AMMAN — The Lower House elections were efficiently organised and took place in a largely peaceful atmosphere, but some shortcomings were observed, international monitors said on Wednesday.
The International Republican Institute and the National Democratic Institute sent a mission of 45 observers from 26 countries to monitor polling stations on Tuesday, co-led by former Kosovo president Atifete Jahjaga.
“While there were isolated problems, most voters were able to exercise their rights,” Jahjaga said at a press conference.
A key issue was the presence of campaigners and campaign material near polling stations, the mission said in a statement. The Elections Law bans campaigning within 200 metres of voting centres, but the restriction was routinely flouted, according to the observers.
“Active campaigning was observed directly outside many polling stations, and in some cases, campaign materials were observed inside,” the mission’s statement added.
“Candidates’ supporters, including young children in many instances, distributed flyers or coffee to voters in front of the centres, and some wore shirts, hats and vests displaying the name and photo of their candidates,” the mission added.
The secrecy of the vote was not always respected, as observers noted numerous instances of “public voting”, where voters announced whom they had voted for or displayed their ballots, the mission said.
While polling station staff willingly provided assistance to people with disabilities inside voting centres, many polling locations had very limited access for disabled voters, the statement noted.
Vote count was slow in some polling stations due to the longer ballot required by the new electoral system, and also because voters could cast multiple votes in this year’s poll.
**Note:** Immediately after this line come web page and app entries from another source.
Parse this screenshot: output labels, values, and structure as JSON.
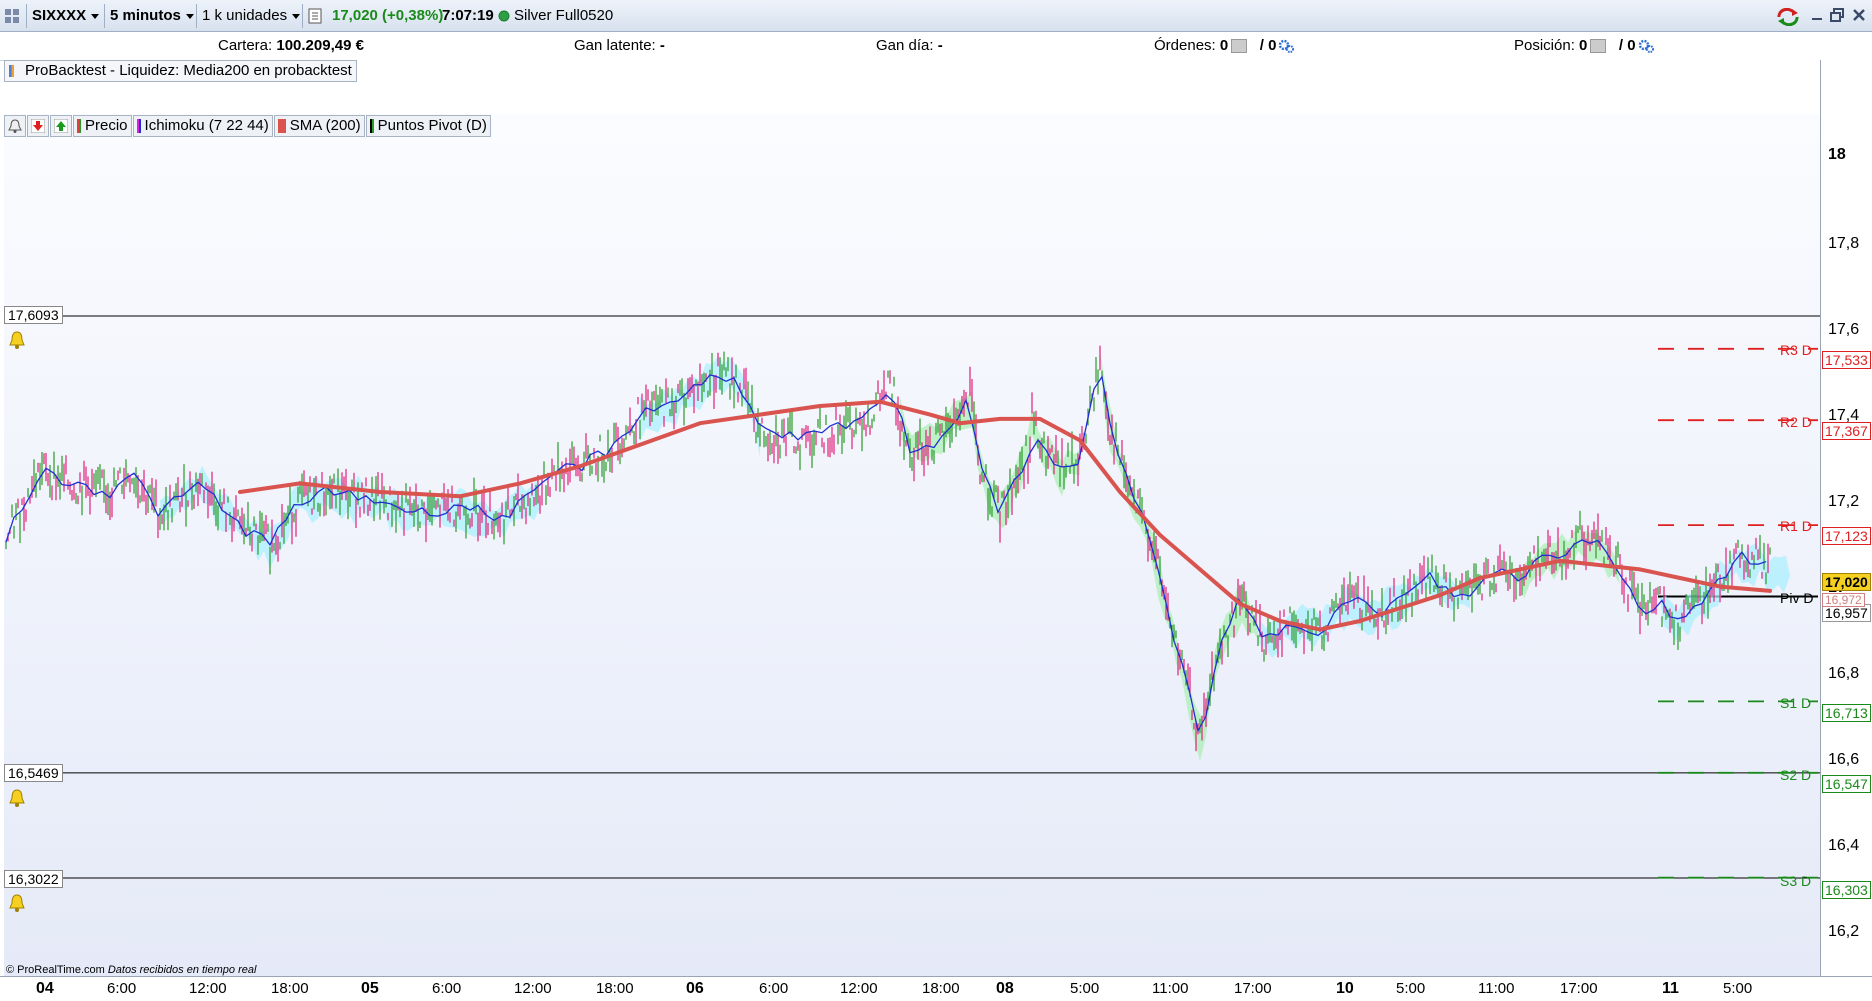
{
  "toolbar": {
    "symbol": "SIXXXX",
    "interval": "5 minutos",
    "units": "1 k unidades",
    "price": "17,020 (+0,38%)",
    "time": "7:07:19",
    "account": "Silver Full0520",
    "status_color": "#2ea043"
  },
  "infobar": {
    "cartera_label": "Cartera:",
    "cartera_value": "100.209,49 €",
    "gan_latente_label": "Gan latente:",
    "gan_latente_value": "-",
    "gan_dia_label": "Gan día:",
    "gan_dia_value": "-",
    "ordenes_label": "Órdenes:",
    "ordenes_a": "0",
    "ordenes_b": "/ 0",
    "posicion_label": "Posición:",
    "posicion_a": "0",
    "posicion_b": "/ 0"
  },
  "backtest_label": "ProBacktest - Liquidez: Media200 en probacktest",
  "legend": {
    "precio": "Precio",
    "ichimoku": "Ichimoku (7 22 44)",
    "sma": "SMA (200)",
    "pivots": "Puntos Pivot (D)"
  },
  "hlines": {
    "top": "17,6093",
    "bottom": "16,5469",
    "bottom2": "16,3022"
  },
  "pivots": [
    {
      "name": "R3 D",
      "value": "17,533",
      "color": "#e02020"
    },
    {
      "name": "R2 D",
      "value": "17,367",
      "color": "#e02020"
    },
    {
      "name": "R1 D",
      "value": "17,123",
      "color": "#e02020"
    },
    {
      "name": "Piv D",
      "value": "16,957",
      "color": "#000000"
    },
    {
      "name": "S1 D",
      "value": "16,713",
      "color": "#1a8a1a"
    },
    {
      "name": "S2 D",
      "value": "16,547",
      "color": "#1a8a1a"
    },
    {
      "name": "S3 D",
      "value": "16,303",
      "color": "#1a8a1a"
    }
  ],
  "current_price_tag": "17,020",
  "hidden_tag": "16,972",
  "y_axis": [
    "18",
    "17,8",
    "17,6",
    "17,4",
    "17,2",
    "17",
    "16,8",
    "16,6",
    "16,4",
    "16,2"
  ],
  "x_axis": [
    {
      "label": "04",
      "bold": true
    },
    {
      "label": "6:00"
    },
    {
      "label": "12:00"
    },
    {
      "label": "18:00"
    },
    {
      "label": "05",
      "bold": true
    },
    {
      "label": "6:00"
    },
    {
      "label": "12:00"
    },
    {
      "label": "18:00"
    },
    {
      "label": "06",
      "bold": true
    },
    {
      "label": "6:00"
    },
    {
      "label": "12:00"
    },
    {
      "label": "18:00"
    },
    {
      "label": "08",
      "bold": true
    },
    {
      "label": "5:00"
    },
    {
      "label": "11:00"
    },
    {
      "label": "17:00"
    },
    {
      "label": "10",
      "bold": true
    },
    {
      "label": "5:00"
    },
    {
      "label": "11:00"
    },
    {
      "label": "17:00"
    },
    {
      "label": "11",
      "bold": true
    },
    {
      "label": "5:00"
    }
  ],
  "copyright": "© ProRealTime.com",
  "copyright_note": "Datos recibidos en tiempo real",
  "colors": {
    "sma": "#d9534f",
    "ichimoku": "#2030d0",
    "cloud": "#a8f0ff",
    "cloud2": "#a8f0b0",
    "up": "#2a9a2a",
    "down": "#e0207a"
  }
}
Due to the longer counting and verification process, results were announced 24 hours later than in previous elections.
Observers reported significant differences in voter participation. Very few young voters were seen in the majority of visited centres, the delegation said.
“Some voters were sent away as they were not on the list for that centre or did not bring their IDs. In some cases, voters’ names did not appear in the nationwide voter registry, though they claimed to have voted in the 2013 elections.”
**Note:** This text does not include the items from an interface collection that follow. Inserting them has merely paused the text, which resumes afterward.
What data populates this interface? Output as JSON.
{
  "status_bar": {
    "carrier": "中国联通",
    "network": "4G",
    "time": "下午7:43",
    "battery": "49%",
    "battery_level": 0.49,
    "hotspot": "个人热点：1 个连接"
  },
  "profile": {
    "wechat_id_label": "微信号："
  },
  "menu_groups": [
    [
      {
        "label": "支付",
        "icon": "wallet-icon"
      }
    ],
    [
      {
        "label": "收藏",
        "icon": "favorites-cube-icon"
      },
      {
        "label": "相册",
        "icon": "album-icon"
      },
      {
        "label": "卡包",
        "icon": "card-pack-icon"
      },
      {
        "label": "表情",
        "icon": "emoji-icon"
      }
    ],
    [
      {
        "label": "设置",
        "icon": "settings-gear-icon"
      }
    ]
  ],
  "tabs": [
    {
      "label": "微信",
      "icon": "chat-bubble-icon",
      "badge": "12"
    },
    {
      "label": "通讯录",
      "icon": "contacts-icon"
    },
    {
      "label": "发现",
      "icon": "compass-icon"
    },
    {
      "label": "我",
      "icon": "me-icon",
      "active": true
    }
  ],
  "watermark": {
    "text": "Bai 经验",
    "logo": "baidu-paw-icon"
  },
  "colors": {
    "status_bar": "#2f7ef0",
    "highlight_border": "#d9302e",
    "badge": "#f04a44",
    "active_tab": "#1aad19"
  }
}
The joint mission issued a set of recommendations calling for key decisions to improve voter education and information sharing.
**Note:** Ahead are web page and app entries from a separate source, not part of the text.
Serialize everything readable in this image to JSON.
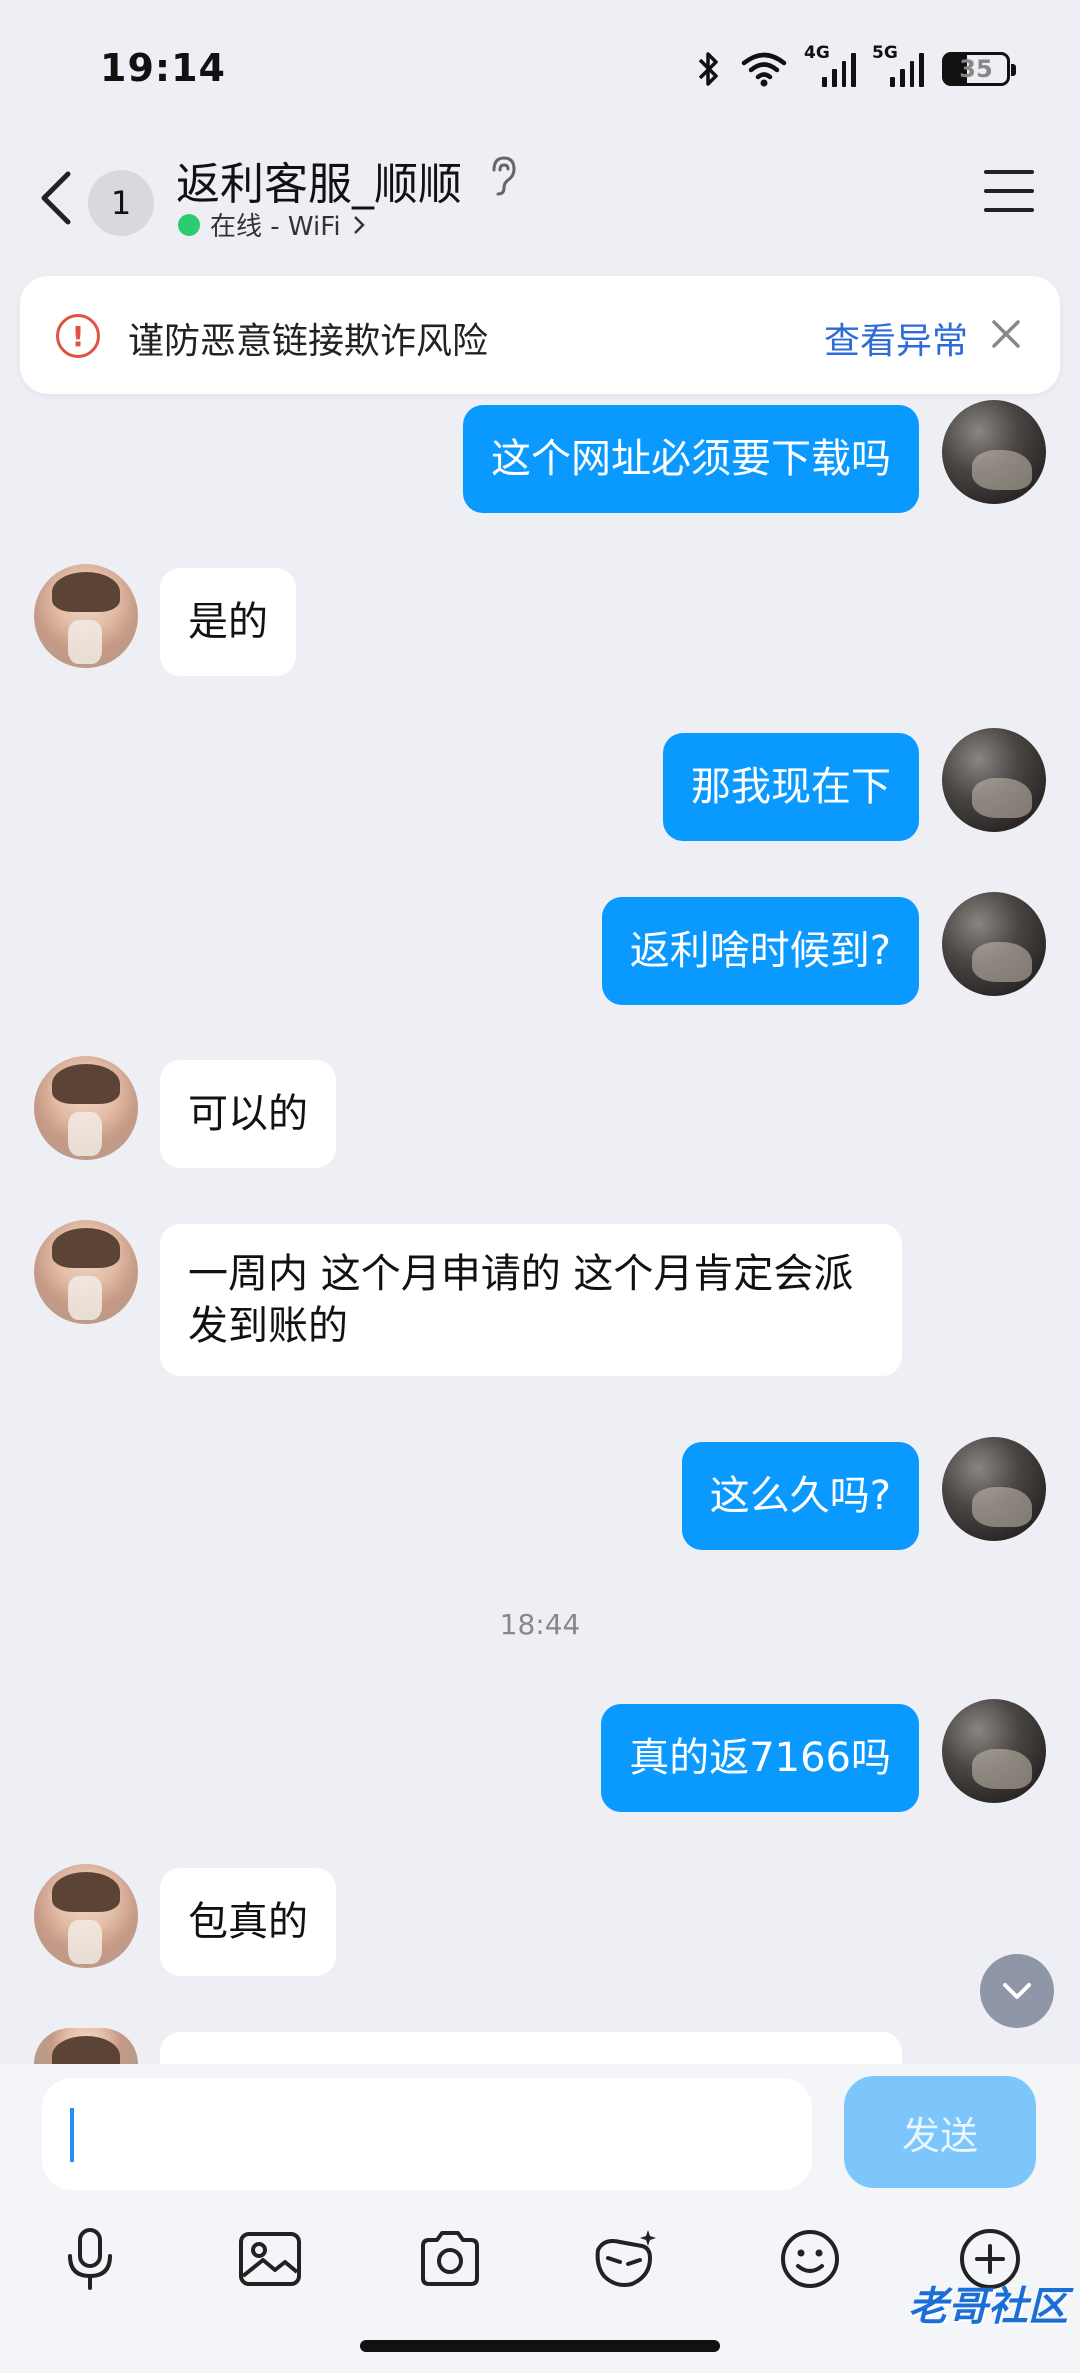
{
  "status_bar": {
    "time": "19:14",
    "battery": "35",
    "sig1": "4G",
    "sig2": "5G"
  },
  "header": {
    "unread": "1",
    "title": "返利客服_顺顺",
    "presence": "在线 - WiFi"
  },
  "warning": {
    "text": "谨防恶意链接欺诈风险",
    "link": "查看异常"
  },
  "messages": [
    {
      "side": "out",
      "text": "这个网址必须要下载吗"
    },
    {
      "side": "in",
      "text": "是的"
    },
    {
      "side": "out",
      "text": "那我现在下"
    },
    {
      "side": "out",
      "text": "返利啥时候到?"
    },
    {
      "side": "in",
      "text": "可以的"
    },
    {
      "side": "in",
      "text": "一周内 这个月申请的 这个月肯定会派发到账的"
    },
    {
      "side": "out",
      "text": "这么久吗?"
    },
    {
      "side": "out",
      "text": "真的返7166吗"
    },
    {
      "side": "in",
      "text": "包真的"
    }
  ],
  "timestamp": "18:44",
  "composer": {
    "placeholder": "",
    "send_label": "发送"
  },
  "toolbar": [
    "mic-icon",
    "image-icon",
    "camera-icon",
    "voice-effect-icon",
    "emoji-icon",
    "plus-icon"
  ],
  "watermark": "老哥社区"
}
The Independent Election Commission should consider investing in additional training for polling and counting officials to better ensure observer access and the transparency of election day processes, and to fully protect the secrecy of votes.
Further, the mission said, the distribution of voters per seat should be rebalanced to ensure a more equitable representation of voters in Parliament.
Additional measures are also needed to increase the representation of women in political life and party leadership, the mission recommended.